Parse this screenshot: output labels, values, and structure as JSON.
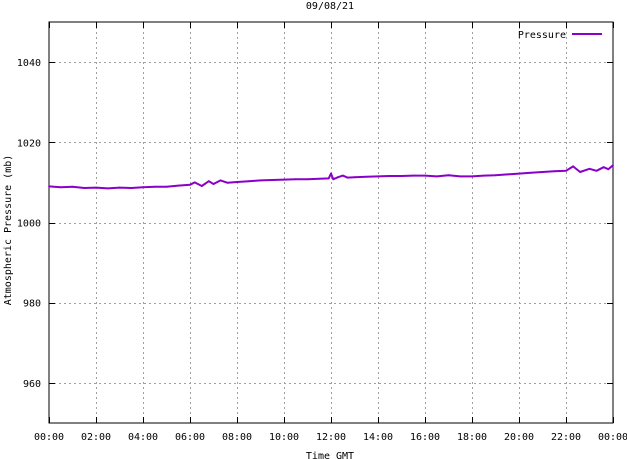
{
  "chart_data": {
    "type": "line",
    "title": "09/08/21",
    "xlabel": "Time GMT",
    "ylabel": "Atmospheric Pressure (mb)",
    "xlim": [
      0,
      24
    ],
    "ylim": [
      950,
      1050
    ],
    "x_ticks": [
      {
        "value": 0,
        "label": "00:00"
      },
      {
        "value": 2,
        "label": "02:00"
      },
      {
        "value": 4,
        "label": "04:00"
      },
      {
        "value": 6,
        "label": "06:00"
      },
      {
        "value": 8,
        "label": "08:00"
      },
      {
        "value": 10,
        "label": "10:00"
      },
      {
        "value": 12,
        "label": "12:00"
      },
      {
        "value": 14,
        "label": "14:00"
      },
      {
        "value": 16,
        "label": "16:00"
      },
      {
        "value": 18,
        "label": "18:00"
      },
      {
        "value": 20,
        "label": "20:00"
      },
      {
        "value": 22,
        "label": "22:00"
      },
      {
        "value": 24,
        "label": "00:00"
      }
    ],
    "y_ticks": [
      {
        "value": 960,
        "label": "960"
      },
      {
        "value": 980,
        "label": "980"
      },
      {
        "value": 1000,
        "label": "1000"
      },
      {
        "value": 1020,
        "label": "1020"
      },
      {
        "value": 1040,
        "label": "1040"
      }
    ],
    "grid": true,
    "legend_position": "top-right",
    "series": [
      {
        "name": "Pressure",
        "color": "#8a00c8",
        "x": [
          0,
          0.5,
          1,
          1.5,
          2,
          2.5,
          3,
          3.5,
          4,
          4.5,
          5,
          5.5,
          6,
          6.2,
          6.5,
          6.8,
          7,
          7.3,
          7.6,
          8,
          8.5,
          9,
          9.5,
          10,
          10.5,
          11,
          11.5,
          11.9,
          12.0,
          12.1,
          12.3,
          12.5,
          12.7,
          13,
          13.5,
          14,
          14.5,
          15,
          15.5,
          16,
          16.5,
          17,
          17.5,
          18,
          18.5,
          19,
          19.5,
          20,
          20.5,
          21,
          21.5,
          22,
          22.3,
          22.6,
          23,
          23.3,
          23.6,
          23.8,
          24
        ],
        "values": [
          1009.0,
          1008.8,
          1008.9,
          1008.6,
          1008.7,
          1008.5,
          1008.7,
          1008.6,
          1008.8,
          1008.9,
          1008.9,
          1009.2,
          1009.4,
          1010.0,
          1009.1,
          1010.3,
          1009.6,
          1010.5,
          1009.9,
          1010.1,
          1010.3,
          1010.5,
          1010.6,
          1010.7,
          1010.8,
          1010.8,
          1010.9,
          1011.0,
          1012.2,
          1010.8,
          1011.3,
          1011.7,
          1011.2,
          1011.3,
          1011.4,
          1011.5,
          1011.6,
          1011.6,
          1011.7,
          1011.7,
          1011.5,
          1011.8,
          1011.5,
          1011.5,
          1011.7,
          1011.8,
          1012.0,
          1012.2,
          1012.4,
          1012.6,
          1012.8,
          1012.9,
          1014.0,
          1012.6,
          1013.4,
          1012.9,
          1013.8,
          1013.3,
          1014.3
        ]
      }
    ]
  }
}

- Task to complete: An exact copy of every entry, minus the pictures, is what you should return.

- The answer:
Parse this screenshot: output labels, values, and structure as JSON.
{
  "chart_data": {
    "type": "line",
    "title": "09/08/21",
    "xlabel": "Time GMT",
    "ylabel": "Atmospheric Pressure (mb)",
    "xlim": [
      0,
      24
    ],
    "ylim": [
      950,
      1050
    ],
    "x_ticks": [
      {
        "value": 0,
        "label": "00:00"
      },
      {
        "value": 2,
        "label": "02:00"
      },
      {
        "value": 4,
        "label": "04:00"
      },
      {
        "value": 6,
        "label": "06:00"
      },
      {
        "value": 8,
        "label": "08:00"
      },
      {
        "value": 10,
        "label": "10:00"
      },
      {
        "value": 12,
        "label": "12:00"
      },
      {
        "value": 14,
        "label": "14:00"
      },
      {
        "value": 16,
        "label": "16:00"
      },
      {
        "value": 18,
        "label": "18:00"
      },
      {
        "value": 20,
        "label": "20:00"
      },
      {
        "value": 22,
        "label": "22:00"
      },
      {
        "value": 24,
        "label": "00:00"
      }
    ],
    "y_ticks": [
      {
        "value": 960,
        "label": "960"
      },
      {
        "value": 980,
        "label": "980"
      },
      {
        "value": 1000,
        "label": "1000"
      },
      {
        "value": 1020,
        "label": "1020"
      },
      {
        "value": 1040,
        "label": "1040"
      }
    ],
    "grid": true,
    "legend_position": "top-right",
    "series": [
      {
        "name": "Pressure",
        "color": "#8a00c8",
        "x": [
          0,
          0.5,
          1,
          1.5,
          2,
          2.5,
          3,
          3.5,
          4,
          4.5,
          5,
          5.5,
          6,
          6.2,
          6.5,
          6.8,
          7,
          7.3,
          7.6,
          8,
          8.5,
          9,
          9.5,
          10,
          10.5,
          11,
          11.5,
          11.9,
          12.0,
          12.1,
          12.3,
          12.5,
          12.7,
          13,
          13.5,
          14,
          14.5,
          15,
          15.5,
          16,
          16.5,
          17,
          17.5,
          18,
          18.5,
          19,
          19.5,
          20,
          20.5,
          21,
          21.5,
          22,
          22.3,
          22.6,
          23,
          23.3,
          23.6,
          23.8,
          24
        ],
        "values": [
          1009.0,
          1008.8,
          1008.9,
          1008.6,
          1008.7,
          1008.5,
          1008.7,
          1008.6,
          1008.8,
          1008.9,
          1008.9,
          1009.2,
          1009.4,
          1010.0,
          1009.1,
          1010.3,
          1009.6,
          1010.5,
          1009.9,
          1010.1,
          1010.3,
          1010.5,
          1010.6,
          1010.7,
          1010.8,
          1010.8,
          1010.9,
          1011.0,
          1012.2,
          1010.8,
          1011.3,
          1011.7,
          1011.2,
          1011.3,
          1011.4,
          1011.5,
          1011.6,
          1011.6,
          1011.7,
          1011.7,
          1011.5,
          1011.8,
          1011.5,
          1011.5,
          1011.7,
          1011.8,
          1012.0,
          1012.2,
          1012.4,
          1012.6,
          1012.8,
          1012.9,
          1014.0,
          1012.6,
          1013.4,
          1012.9,
          1013.8,
          1013.3,
          1014.3
        ]
      }
    ]
  }
}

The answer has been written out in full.